The central aim of this article is to compare the legal position of semi-public entities in the Netherlands with those in South Africa. The performance of the public function in South Africa and the Netherlands is not restricted to the government. Both states are moving towards privatising services. This trend of privatisation means that public functions are increasingly being performed by private entities. This has resulted in the establishment of a special category of private bodies, which the authors refer to as semi-public entities. This article focuses on the question of the extent to which substantive public-law standards apply to semi-public entities and whether their conduct is susceptible to administrative judicial procedures. Furthermore, this article briefly considers the question to what extent mechanisms of public control and public accountability should be applicable to semi-public entities. The answers to these questions depend on how the public/private-law divide generally is understood. In this piece this fundamental distinction is approached as a multifunctional and context-dependent divide. The legal position of semi-public entities is considered as part of this framework.

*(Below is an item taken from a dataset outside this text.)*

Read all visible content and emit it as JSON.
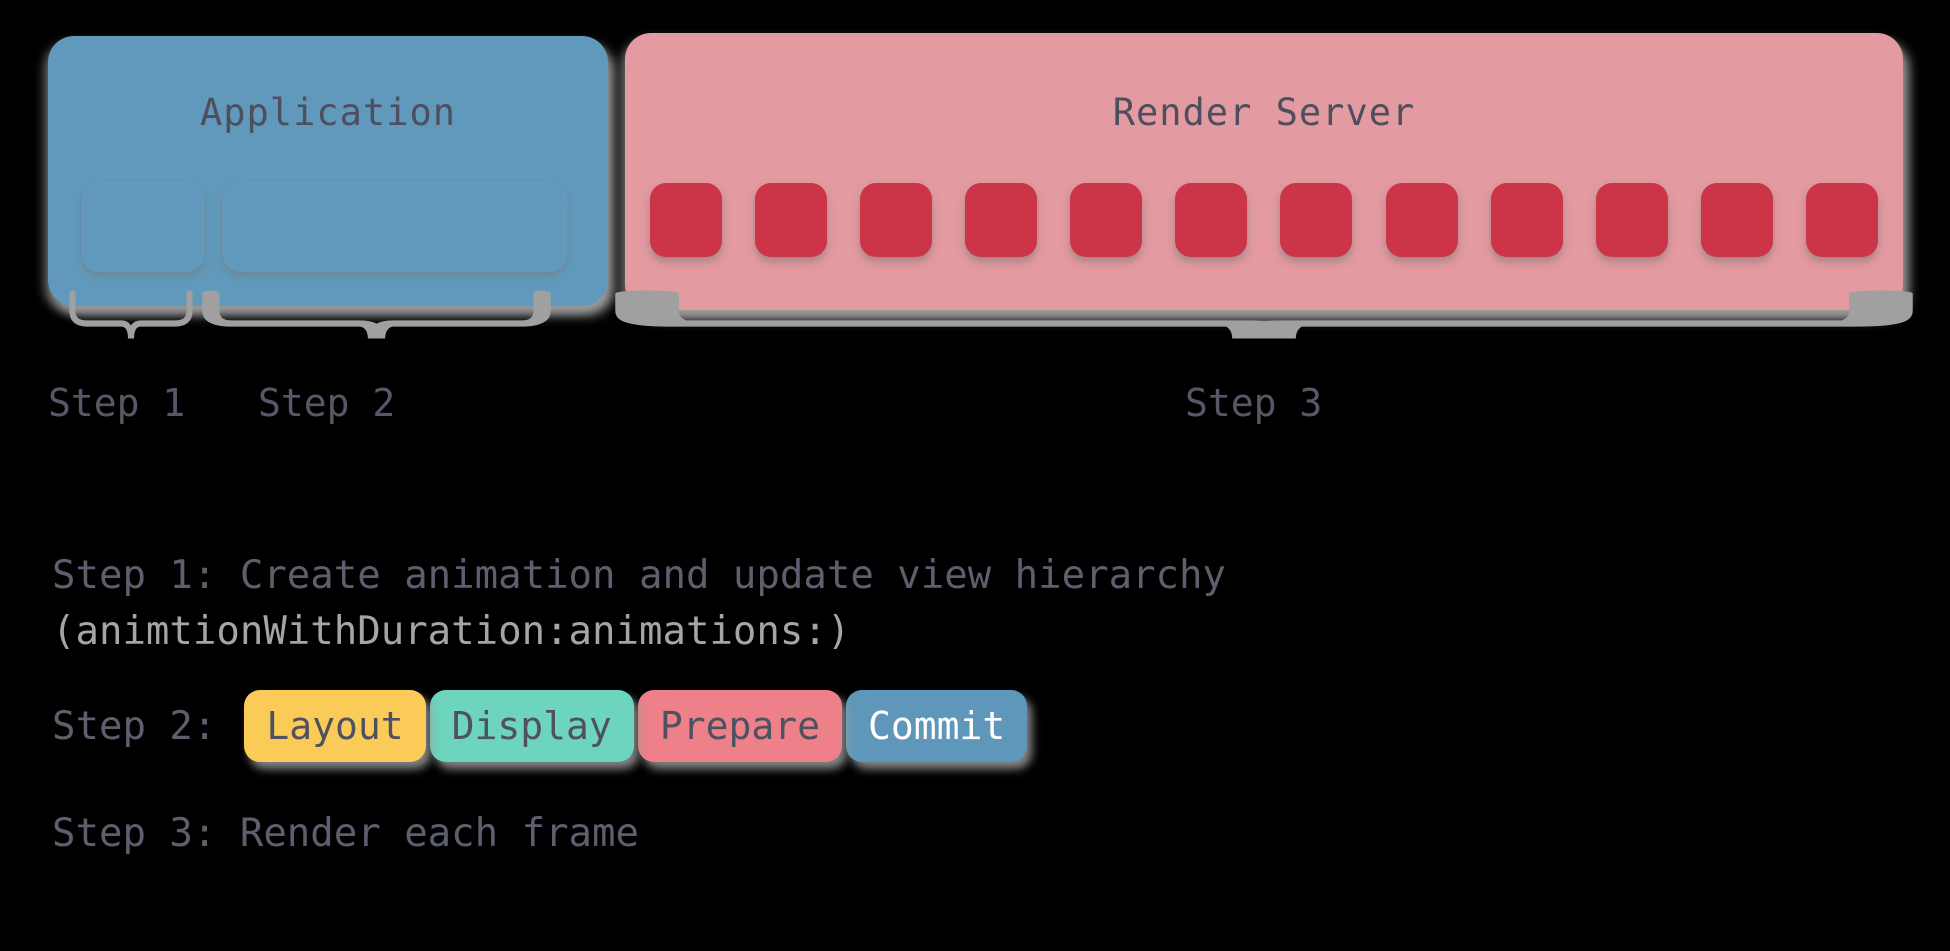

An important finding of this article is that in Dutch law the label ‘public law’ is used in fewer kinds of cases than in South African law, which is particularly expressed with regard to semi-public entities.
|Number of pages||31|
|Journal||South African Law Journal|
|Early online date||29 Jan 2016|
|Publication status||Published - Mar 2016|